Current practice in using pupil attainment data in teacher performance management systems is often poor. Research demonstrates that using quantitative metrics to judge teacher performance is difficult since few of the practices that we can straightforwardly codify and measure are highly correlated with teacher quality.

Those ‘quantitative metrics’ do not just mean test scores but also graded lesson observations and scores following book scrutiny. You would be well within your rights to print out pages 17 and 18 of this report and take them with you to your next PM meeting. In fact, I would say that if you don’t you are making the chances of pay (and career) progression for yourself less likely. The NASUWT has discouraged its members from setting data-driven targets for a while but now there is a report, accepted by the DfE and Ofsted, that backs them up on this.

Predicted Grades

“There is not currently any evidence that setting students challenging attainment targets is motivational for them”

We should try, as far as possible, to make predicted grades just that; predictions of the grades our students will achieve. There is no evidence that ‘aspirational’ target grades act as a motivational force for either students or teachers and they can sometimes become counter-productive in increasing stress for staff and students alike.
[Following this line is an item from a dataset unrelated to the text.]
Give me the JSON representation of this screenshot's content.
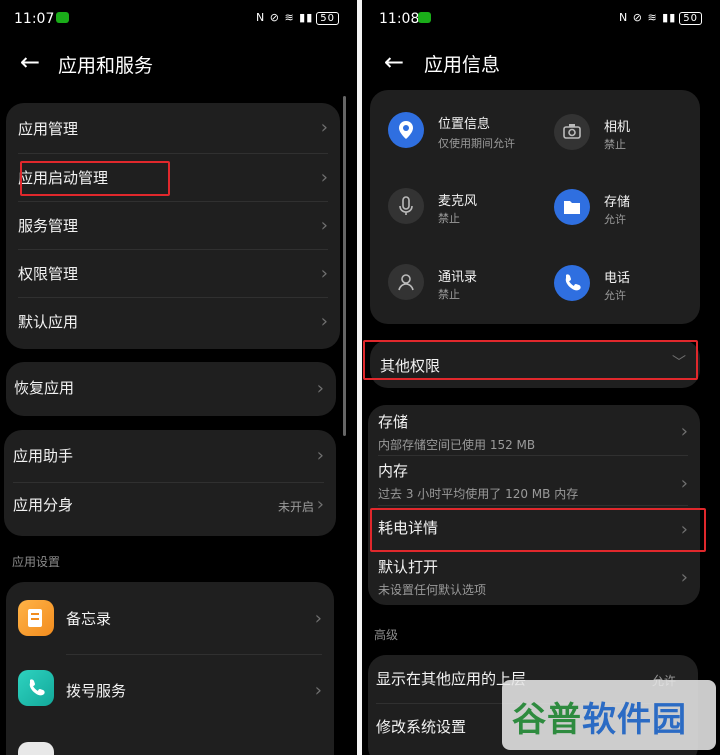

“Flight paths for pupils with similar starting points are not valid”

You may not be shocked to hear that those perfectly straight, colour-coded lines which are used to determine the progress a student makes from KS2 through to GCSE results are not accurate reflectors of the teaching and learning process. Within my subject there can be big variances from one assessment to the next in terms of difficulty of material, availability of notes and writing frames for students and time since the material was taught, not to mention the day-to-day variances in student behaviour, understanding and mood.

The report gives the example of Linton Village College, a secondary school in Cambridgeshire. They scrapped whole-school data drops and marking frequency requirements and set out to pursue a “meaningful and manageable” policy where subject teams have assessment deadlines that sit within curricula and subject leaders have greater freedom and autonomy over assessment and data within their departments.

Advice to Schools

This part of the report is the clearest in setting out what schools should do to mitigate the poor use of data. The recommendations should ensure that the use of data has a clear purpose which is relevant to the audience for which it is collected, that there is a precision about how data is collected and what can be inferred from it and that the amount of data and the frequency of its collection is proportionate.

Here are the key recommendations which you need to consider whether you are an NQT or a headteacher.

School and trust leaders should:

  • minimise or eliminate the number of pieces of information teachers are expected to compile
  • understand the quality and purpose of assessments being used in their school

School and trust leaders should not:

  • have more than two or three attainment data collection points a year, which should be used to inform clear actions
  • make pay progression for teachers dependent on quantitative assessment metrics, such as test outcomes

Unfortunately, though the report was commissioned by the DfE and both Ofsted and the DfE have ‘accepted its findings’, there is no move towards implementing any of its recommendations through statutory instruments (as far as I can see). Instead it is up to the unions and individual teachers within schools to disseminate these nuggets and use it as a tool to reduce workload, stress and attrition from the profession. I suspect many will be put off from even skimming it due to its dreary name and a perceived disinterest in ‘data’ but I have found it a very useful tool to have in my arsenal when discussing something which is now one of the top three concerns of teachers working in this profession.

Making Data Work – the report in full –

Joint Letter to School Leaders on the Report –

NASUWT Briefing on the report –